Recorded data section start
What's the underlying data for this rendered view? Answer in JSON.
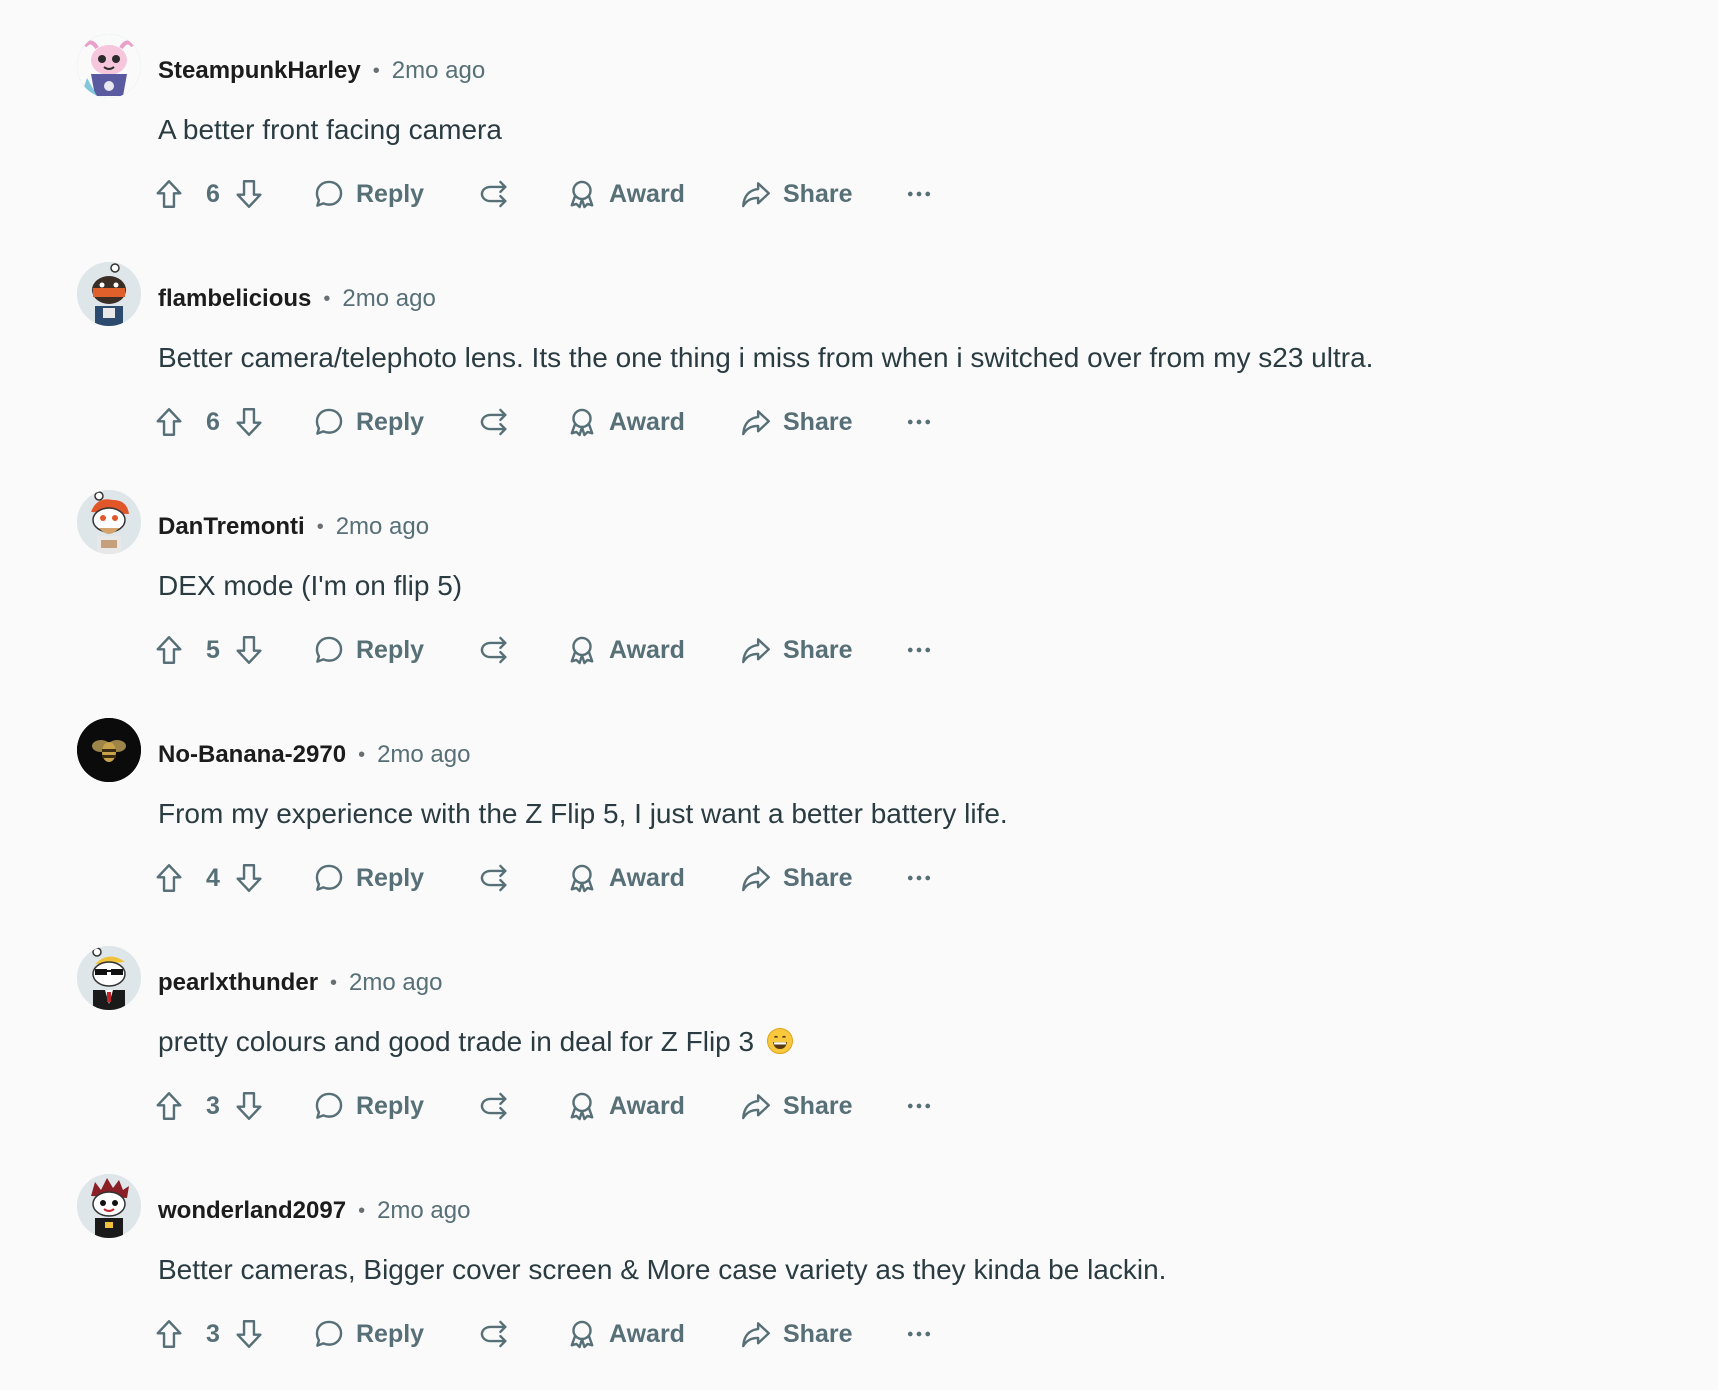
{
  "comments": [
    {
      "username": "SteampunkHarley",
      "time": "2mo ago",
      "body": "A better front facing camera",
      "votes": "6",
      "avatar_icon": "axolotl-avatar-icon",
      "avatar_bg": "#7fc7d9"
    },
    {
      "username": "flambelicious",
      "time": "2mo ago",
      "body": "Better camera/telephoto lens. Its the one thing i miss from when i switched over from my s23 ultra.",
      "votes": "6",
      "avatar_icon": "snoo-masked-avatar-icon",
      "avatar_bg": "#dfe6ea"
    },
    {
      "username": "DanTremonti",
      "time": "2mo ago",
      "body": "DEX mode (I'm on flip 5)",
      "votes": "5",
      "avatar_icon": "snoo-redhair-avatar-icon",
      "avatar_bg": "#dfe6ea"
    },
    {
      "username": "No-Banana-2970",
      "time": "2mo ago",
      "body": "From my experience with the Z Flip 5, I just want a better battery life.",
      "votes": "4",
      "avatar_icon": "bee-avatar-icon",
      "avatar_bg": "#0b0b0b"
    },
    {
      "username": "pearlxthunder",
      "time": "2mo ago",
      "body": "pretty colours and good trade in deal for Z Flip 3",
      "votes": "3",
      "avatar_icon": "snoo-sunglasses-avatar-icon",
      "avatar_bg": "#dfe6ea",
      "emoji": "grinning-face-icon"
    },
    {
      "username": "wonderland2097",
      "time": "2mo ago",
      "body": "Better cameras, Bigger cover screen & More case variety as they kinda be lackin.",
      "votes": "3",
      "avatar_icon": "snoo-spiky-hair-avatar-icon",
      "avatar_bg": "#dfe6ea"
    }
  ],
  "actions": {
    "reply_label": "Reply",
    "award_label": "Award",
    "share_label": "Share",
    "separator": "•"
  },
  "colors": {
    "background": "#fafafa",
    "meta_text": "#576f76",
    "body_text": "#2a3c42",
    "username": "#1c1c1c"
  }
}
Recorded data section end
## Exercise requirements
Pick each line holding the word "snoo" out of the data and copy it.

## Written answer
      "avatar_icon": "snoo-masked-avatar-icon",
      "avatar_icon": "snoo-redhair-avatar-icon",
      "avatar_icon": "snoo-sunglasses-avatar-icon",
      "avatar_icon": "snoo-spiky-hair-avatar-icon",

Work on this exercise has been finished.